Yes, let’s gain energy from the stars and write poetry…poetry is energy.
- Blank verse. Blank verse is poetry written with a precise meter—almost always iambic pentameter—that does not rhyme. Learn more about blank verse here.
- Rhymed poetry. In contrast to blank verse, rhymed poems rhyme by definition, although their scheme varies. Learn more about rhymed poetry here.
- Free verse. Free verse poetry is poetry that lacks a consistent rhyme scheme, metrical pattern, or musical form. Learn more about free verse here.
- Epics. An epic poem is a lengthy, narrative work of poetry. These long poems typically detail extraordinary feats and adventures of characters from a distant past. Learn more about epics here.
- Narrative poetry. Similar to an epic, a narrative poem tells a story. Henry Wadsworth Longfellow’s “The Midnight Ride of Paul Revere” and Samuel Taylor Coleridge’s “The Rime of the Ancient Mariner” exemplify this form. Learn more about narrative poetry here.
- Haiku. A haiku is a three-line poetic form originating in Japan. The first line has five syllables, the second line has seven syllables, and the third line again has five syllables. Learn more about haikus here.

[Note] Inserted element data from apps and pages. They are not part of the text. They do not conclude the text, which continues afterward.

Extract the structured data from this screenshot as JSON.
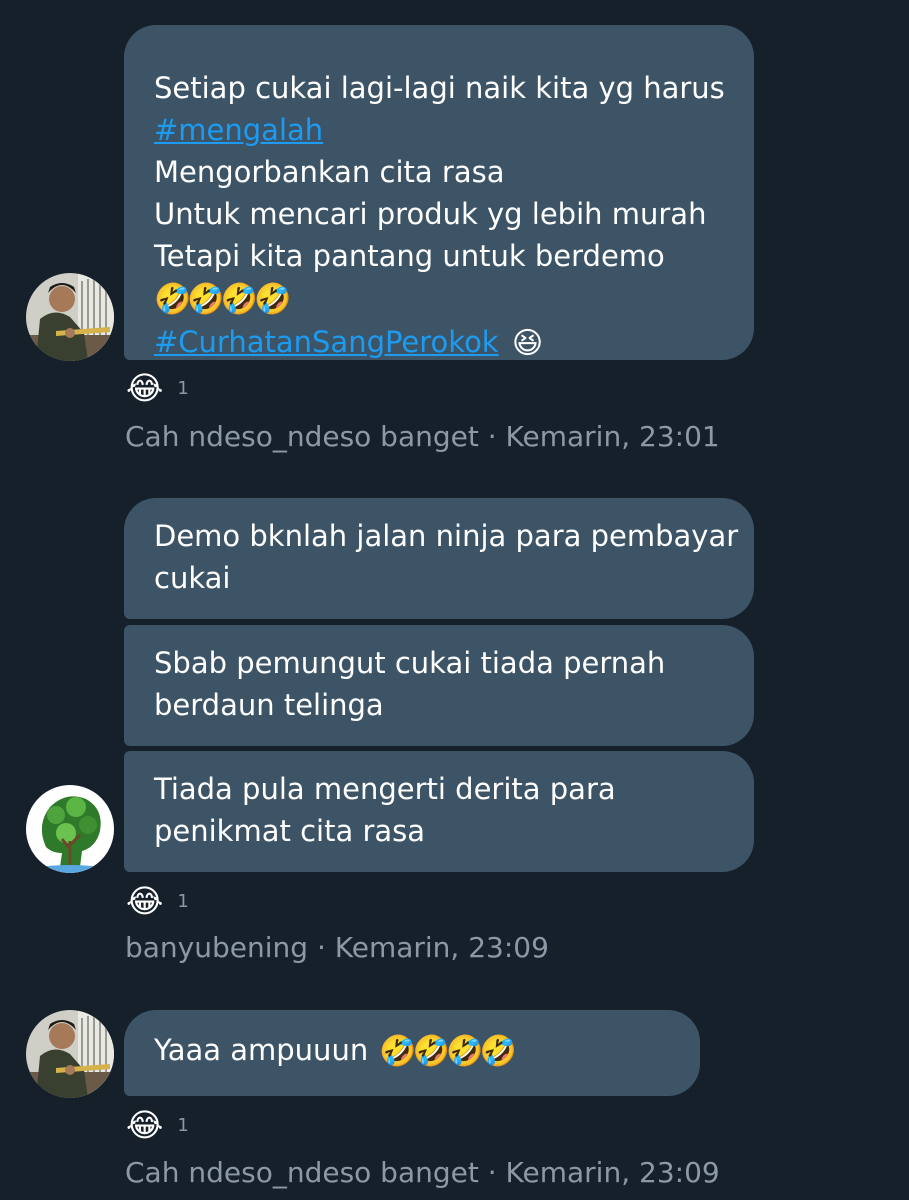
{
  "messages": [
    {
      "author": "Cah ndeso_ndeso banget",
      "time": "Kemarin, 23:01",
      "bubble_lines": [
        "Setiap cukai lagi-lagi naik kita yg harus",
        "#mengalah",
        "Mengorbankan cita rasa",
        "Untuk mencari produk yg lebih murah",
        "Tetapi kita pantang untuk berdemo",
        "🤣🤣🤣🤣",
        "#CurhatanSangPerokok"
      ],
      "trailing_emoji": "😆",
      "reaction": {
        "emoji": "😂",
        "count": "1"
      }
    },
    {
      "author": "banyubening",
      "time": "Kemarin, 23:09",
      "bubbles": [
        {
          "lines": [
            "Demo bknlah jalan ninja para pembayar",
            "cukai"
          ]
        },
        {
          "lines": [
            "Sbab pemungut cukai tiada pernah",
            "berdaun telinga"
          ]
        },
        {
          "lines": [
            "Tiada pula mengerti derita para",
            "penikmat cita rasa"
          ]
        }
      ],
      "reaction": {
        "emoji": "😂",
        "count": "1"
      }
    },
    {
      "author": "Cah ndeso_ndeso banget",
      "time": "Kemarin, 23:09",
      "text": "Yaaa ampuuun",
      "emojis": "🤣🤣🤣🤣",
      "reaction": {
        "emoji": "😂",
        "count": "1"
      }
    }
  ],
  "separator": " · "
}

- Pastoral poetry. A pastoral poem is one that concerns the natural world, rural life, and landscapes. These poems have persevered from Ancient Greece (in the poetry of Hesiod) to Ancient Rome (Virgil) to the present day (Gary Snyder). Learn more about pastoral poetry here.
- Sonnet. A sonnet is a 14 line poem, typically (but not exclusively) concerning the topic of love. Sonnets contain internal rhymes within their 14 lines; the exact rhyme scheme depends on the style of a sonnet. Learn about Petrarchan sonnets here. Learn about Shakespearean sonnets here.

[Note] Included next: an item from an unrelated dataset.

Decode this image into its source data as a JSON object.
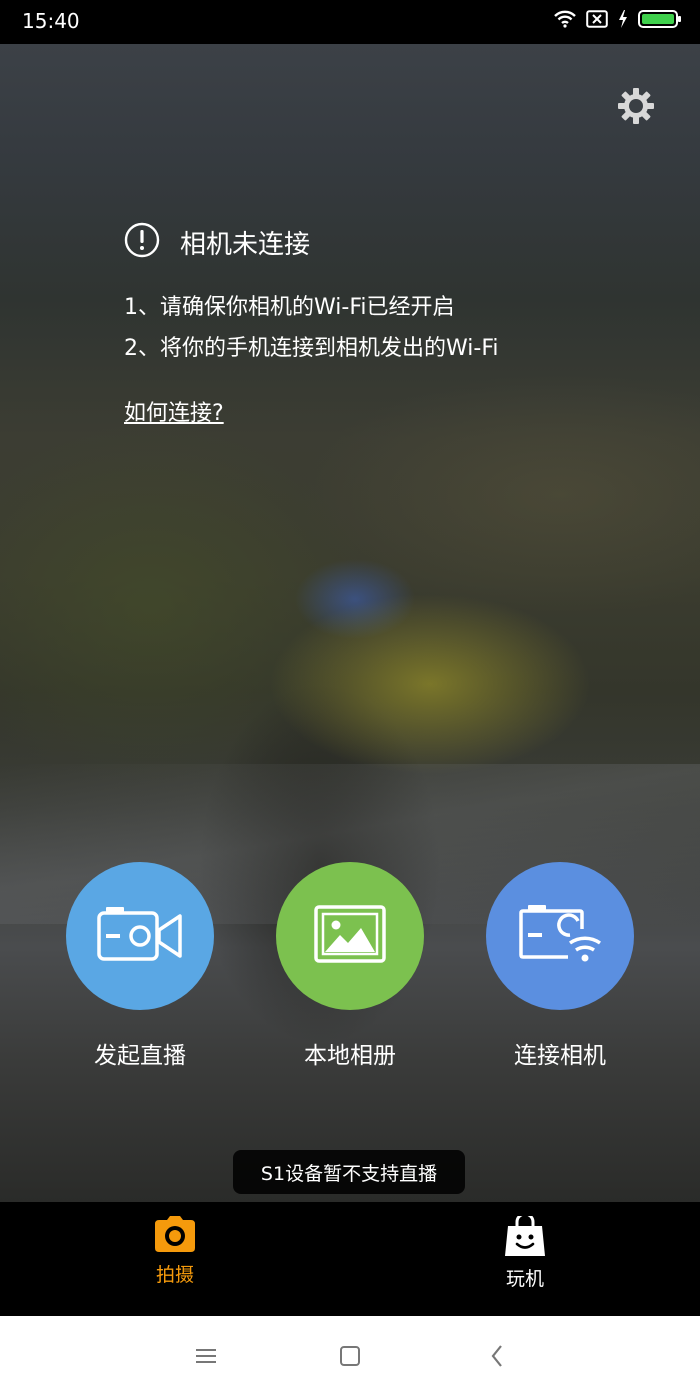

- Elegies. An elegy is a poem that reflects upon death or loss. Traditionally, it contains themes of mourning, loss, and reflection. However, it can also explore themes of redemption and consolation. Learn more about elegies here.
- Ode. Much like an elegy, an ode is a tribute to its subject, although the subject need not be dead—or even sentient, as in John Keats’ “Ode on a Grecian Urn”. Learn more about odes here.

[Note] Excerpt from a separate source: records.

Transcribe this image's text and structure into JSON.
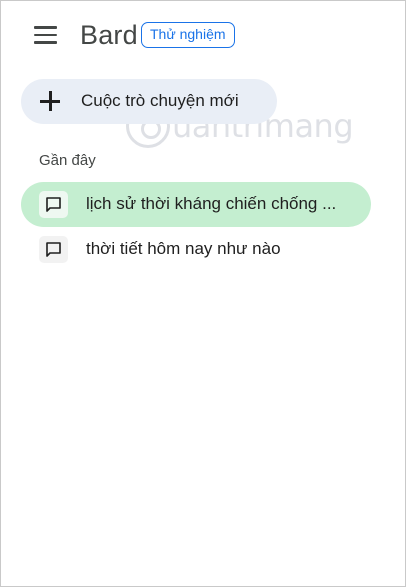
{
  "header": {
    "title": "Bard",
    "badge": "Thử nghiệm"
  },
  "new_chat": {
    "label": "Cuộc trò chuyện mới"
  },
  "recent": {
    "title": "Gần đây",
    "items": [
      {
        "label": "lịch sử thời kháng chiến chống ...",
        "active": true
      },
      {
        "label": "thời tiết hôm nay như nào",
        "active": false
      }
    ]
  },
  "watermark": {
    "text": "uantrimang"
  },
  "icons": {
    "menu": "hamburger-menu-icon",
    "new_chat": "plus-icon",
    "chat": "chat-bubble-icon"
  },
  "colors": {
    "accent": "#1a73e8",
    "active_item": "#c4eed0",
    "new_chat_bg": "#e9eef6"
  }
}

- Limerick. A limerick is a five-line poem that consists of a single stanza, an AABBA rhyme scheme, and whose subject is a short, pithy tale or description. Learn more about limericks here.
- Lyric poetry. Lyric poetry refers to the broad category of poetry that concerns feelings and emotion. This distinguishes it from two other poetic categories: epic and dramatic. Learn more about lyric poetry here.
- Ballad. A ballad (or ballade) is a form of narrative verse that can be either poetic or musical. It typically follows a pattern of rhymed quatrains. From John Keats to Samuel Taylor Coleridge to Bob Dylan, it represents a melodious form of storytelling. Learn more about ballads here.
- Soliloquy. A soliloquy is a monologue in which a character speaks to him or herself, expressing inner thoughts that an audience might not otherwise know. Soliloquies are not definitionally poems, although they often can be—most famously in the plays of William Shakespeare. Learn more about soliloquies here.
- Villanelle. A nineteen-line poem consisting of five tercets and a quatrain, with a highly specified internal rhyme scheme. Originally a variation on a pastoral, the villanelle has evolved to describe obsessions and other intense subject matters, as exemplified by Dylan Thomas, author of villanelles like “Do Not Go Gentle Into That Good Night.”
2 thoughts on “Poetry Forms”
Thank you for sharing this informative post.
LikeLiked by 2 people
You are welcome!
LikeLiked by 2 people